Response: The New York Times “My Mother’s Psychotherapy–and Mine”

Response: The New York Times “My Mother’s Psychotherapy–and Mine”

Elizabeth Handy

The New York Times published an article from Saïd Sayrafiezadadeh’s “Couch” series on Sunday titled “My Mother’s Psychotherapy—and Mine.” Sayrafiezadadeh said of his mother, “Her relationship with her treatment nearly killed her. How would I fare?” The author recalls that when he expressed feelings of hopelessness regarding the alleviation of the unhappy memories, the therapist’s solution was to “keep coming …

After PTSD More Trauma

Elizabeth Handy

After PTSD More Trauma A terrific article appeared in the New York Times this week on PTSD, called “After PTSD, More Trauma.” It’s about a veteran who came home traumatized and saw a new graduate therapist at the Department of Veterans Affairs. The therapist decided to apply Exposure Therapy to cure him and predictably, it made him much worse. When …

The National Epidemic of Depression

Elizabeth Handy

Several brilliant articles have recently brought some true light to what the national epidemic of depression really means, two of which I’d like to discuss. In Dr. Kevin Passero, N.D’s article Depression-A National Epidemic? and Overcoming Depression Without Meds by Rich Simon at Psychotherapy Networker, we learn about the over-diagnosis of depression in the U.S., and are reminded of the inefficacy of anti-depressants—despite …

Psychology Is Not in Crisis

Response to NYT Article: Psychology Is Not in Crisis

Elizabeth Handy

As a practicing psychotherapist, I am deeply concerned about Barrett’s postulation that psychological science does not need to be replicated or empirically validated. This idea that science can exist for the sake of science, right or wrong, is dubious at best. If science does not need replication and empiric validation, anyone could theoretically say anything, call it science and apply …

EMDR

Eye Movement Desensitization and Reprocessing (EMDR) therapy is an extensively researched, effective psychotherapy method proven to help people recover from trauma and other distressing life experiences, including PTSD, anxiety, depression, and panic disorders and more.
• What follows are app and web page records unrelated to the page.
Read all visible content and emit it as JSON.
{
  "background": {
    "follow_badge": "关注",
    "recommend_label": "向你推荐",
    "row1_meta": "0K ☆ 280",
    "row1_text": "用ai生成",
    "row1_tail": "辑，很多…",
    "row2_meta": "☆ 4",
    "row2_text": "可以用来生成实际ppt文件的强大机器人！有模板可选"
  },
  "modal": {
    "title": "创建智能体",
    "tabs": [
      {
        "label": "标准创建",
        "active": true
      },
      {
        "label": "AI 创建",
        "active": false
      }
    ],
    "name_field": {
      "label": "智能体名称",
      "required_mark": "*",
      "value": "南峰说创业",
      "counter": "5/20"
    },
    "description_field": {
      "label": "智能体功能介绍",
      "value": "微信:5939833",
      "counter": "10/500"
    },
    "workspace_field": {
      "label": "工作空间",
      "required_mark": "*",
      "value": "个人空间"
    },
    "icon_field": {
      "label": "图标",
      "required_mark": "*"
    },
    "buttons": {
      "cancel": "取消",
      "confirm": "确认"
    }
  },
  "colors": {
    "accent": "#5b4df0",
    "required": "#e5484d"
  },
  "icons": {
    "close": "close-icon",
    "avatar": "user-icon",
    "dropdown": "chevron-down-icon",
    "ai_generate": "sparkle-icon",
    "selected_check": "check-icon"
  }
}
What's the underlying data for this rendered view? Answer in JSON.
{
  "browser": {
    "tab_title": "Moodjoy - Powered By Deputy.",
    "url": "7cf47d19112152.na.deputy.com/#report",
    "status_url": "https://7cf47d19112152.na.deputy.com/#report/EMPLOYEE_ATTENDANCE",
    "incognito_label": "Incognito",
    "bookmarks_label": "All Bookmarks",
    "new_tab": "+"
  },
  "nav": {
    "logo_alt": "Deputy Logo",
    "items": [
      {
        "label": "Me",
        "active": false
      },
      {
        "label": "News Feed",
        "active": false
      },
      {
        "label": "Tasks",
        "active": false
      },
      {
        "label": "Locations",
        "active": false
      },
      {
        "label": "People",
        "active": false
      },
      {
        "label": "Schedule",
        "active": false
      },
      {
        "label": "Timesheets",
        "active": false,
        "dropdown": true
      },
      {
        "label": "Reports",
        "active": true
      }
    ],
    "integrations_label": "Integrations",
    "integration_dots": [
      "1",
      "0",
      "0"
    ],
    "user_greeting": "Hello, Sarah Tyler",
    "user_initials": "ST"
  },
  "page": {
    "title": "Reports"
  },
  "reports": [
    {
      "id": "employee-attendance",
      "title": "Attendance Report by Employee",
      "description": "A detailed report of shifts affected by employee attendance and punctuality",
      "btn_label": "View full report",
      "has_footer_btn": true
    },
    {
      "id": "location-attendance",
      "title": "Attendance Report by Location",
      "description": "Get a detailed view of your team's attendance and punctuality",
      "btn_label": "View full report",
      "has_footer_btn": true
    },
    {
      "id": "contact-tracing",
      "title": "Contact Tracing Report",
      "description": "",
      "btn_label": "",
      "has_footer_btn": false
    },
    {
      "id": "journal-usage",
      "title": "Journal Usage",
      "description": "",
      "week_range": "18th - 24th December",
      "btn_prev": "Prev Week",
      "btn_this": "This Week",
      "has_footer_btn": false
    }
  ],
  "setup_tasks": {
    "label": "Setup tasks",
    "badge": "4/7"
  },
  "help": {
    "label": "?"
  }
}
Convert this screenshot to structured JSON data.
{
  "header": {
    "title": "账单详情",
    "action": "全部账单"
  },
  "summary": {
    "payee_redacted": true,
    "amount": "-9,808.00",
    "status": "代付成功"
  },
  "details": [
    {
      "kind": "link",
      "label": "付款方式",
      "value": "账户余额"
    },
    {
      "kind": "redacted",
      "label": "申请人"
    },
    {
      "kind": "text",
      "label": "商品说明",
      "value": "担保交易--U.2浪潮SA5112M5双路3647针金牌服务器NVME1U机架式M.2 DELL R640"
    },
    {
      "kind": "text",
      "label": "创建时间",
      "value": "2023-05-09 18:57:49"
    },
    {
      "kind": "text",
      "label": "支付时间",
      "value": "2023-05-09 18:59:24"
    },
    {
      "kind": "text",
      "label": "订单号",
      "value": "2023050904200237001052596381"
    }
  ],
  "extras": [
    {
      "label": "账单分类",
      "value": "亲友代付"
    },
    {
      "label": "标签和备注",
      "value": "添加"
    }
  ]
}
EMDR (Eye Movement Desensitization and Reprocessing) combines dual attention to a traumatic memory with back and forth eye movements and alternating vibrations. EMDR appears to …